Items by Dan Whipple
Some hunters are blaming the Big Bad Wolf for a decline in the northern Yellowstone elk herd, but Dan Whipple points out that recent weather – and Montana hunting policy – are more likely to be responsible.
Conservationists say a draft environmental impact statement on Northern Plains grasslands opens up too much land to the oil and gas industry.
"I saw God when I worked for High Country News, and it surprises me that I have never been mentioned in the voluminous literature on the subject."
Wyoming and Montana are apparently approaching gridlock as they try to work out the details of apportioning water from the Yellowstone River Basin under the Yellowstone Compact.
The Rockies and Great Plains are home to virtually all of the United States' land-based nuclear intercontinental ballistic missiles (ICBMs).

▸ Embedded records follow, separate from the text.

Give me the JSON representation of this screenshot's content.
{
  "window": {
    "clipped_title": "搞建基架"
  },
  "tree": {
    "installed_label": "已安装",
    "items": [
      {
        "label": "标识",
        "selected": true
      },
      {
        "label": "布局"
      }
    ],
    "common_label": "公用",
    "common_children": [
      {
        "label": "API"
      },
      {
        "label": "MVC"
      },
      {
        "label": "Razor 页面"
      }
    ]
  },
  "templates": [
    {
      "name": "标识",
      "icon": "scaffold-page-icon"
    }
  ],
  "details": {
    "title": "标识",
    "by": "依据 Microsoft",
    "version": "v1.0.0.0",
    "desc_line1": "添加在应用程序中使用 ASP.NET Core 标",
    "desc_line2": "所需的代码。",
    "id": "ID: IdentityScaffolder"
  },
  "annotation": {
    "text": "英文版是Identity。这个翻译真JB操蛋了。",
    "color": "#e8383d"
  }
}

Gary Hart, Colorado's senior senator and the Rocky Mountain West's own presidential candidate, talks conservation in Snowmass Village.
The water brought from the Colorado River by the $3.4 billion Central Arizona Project will be expensive.
Widespread use of political action committees, a relatively new phenomenon on the American political scene, is driving politics in many Western states.
Does the Rocky Mountain identity really exist? Do people here feel the pull of regionalism like, say, midwesterners or New England natives?
The basic paradox of the powerful nuclear weapons that reside in Cheyenne, Wyo. and other Western locales is that they are too powerful to be used. But if this is so, they lose all their strategic and diplomatic value -- so we have to keep threatening to use them.
President Reagan announced Monday night that the controversial MX missile would be deployed at Warren Air Force Base near Cheyenne, Wyoming.
A review of the West's congressional delegates, based on how well they accomplished their own agendas, regardless of whether they were pro- or anti-environment.
Acid rain, which could be exacerbated by oil and gas development, is harming lakes in Colorado and elsewhere in the West.
The water bill passed by Wyoming's 1982 Legislature is being criticized by environmental groups, who say it lacks comprehensive, long-term water planning.
Oil shale is not dead, despite what the daily newspapers may say. The promise or threat of oil shale will always be with us.
Environmentalists oppose bills, supported by snowmobiling and timber interests, that would establish more wilderness in Montana and Wyoming.
Utah Gov. Scott Matheson is requesting a long-delayed federal public land swap, as well as other land exchanges to consolidate Utah's widely dispersed state lands into more manageable blocks.
The U.S. Department of Energy may build a nuclear waste storage facility in Davis or Lavender canyons, near Utah's Canyonlands National Park.
As the West's uranium industry declines, it should reclaim mines, not wait for economics to swing back in the industry's favor.
The changes that Congress makes to the Clean Air Act when the act is renewed are sure to have an effect on the Rocky Mountain West.
When the Anaconda Copper Co. closed its Anaconda, Mont., smelter in October, the community appealed to the state for help in keeping the town alive. But the state's response has been disappointing.
Sabotage of an oil and gas exploration rig outside Jackson, Wyoming, raises questions that divide the environmental community.
Editor Dan Whipple examines and critiques the roots and new tactics of the radical environmental group Earth First!
Because of outdated tax assessment methods, the state of Wyoming has lost about $10 million in uranium severance tax payments since 1977.
The U.S. Forest Service has recommended opening to oil and gas leasing several Wyoming and Montana areas being considered for wilderness designation, and inserting environmental protections into the leases may be illegal.
President Jimmy Carter's proposals to provide incentives for the production of synthetic fuels from coal have generated little new activity from companies involved in synfuel production.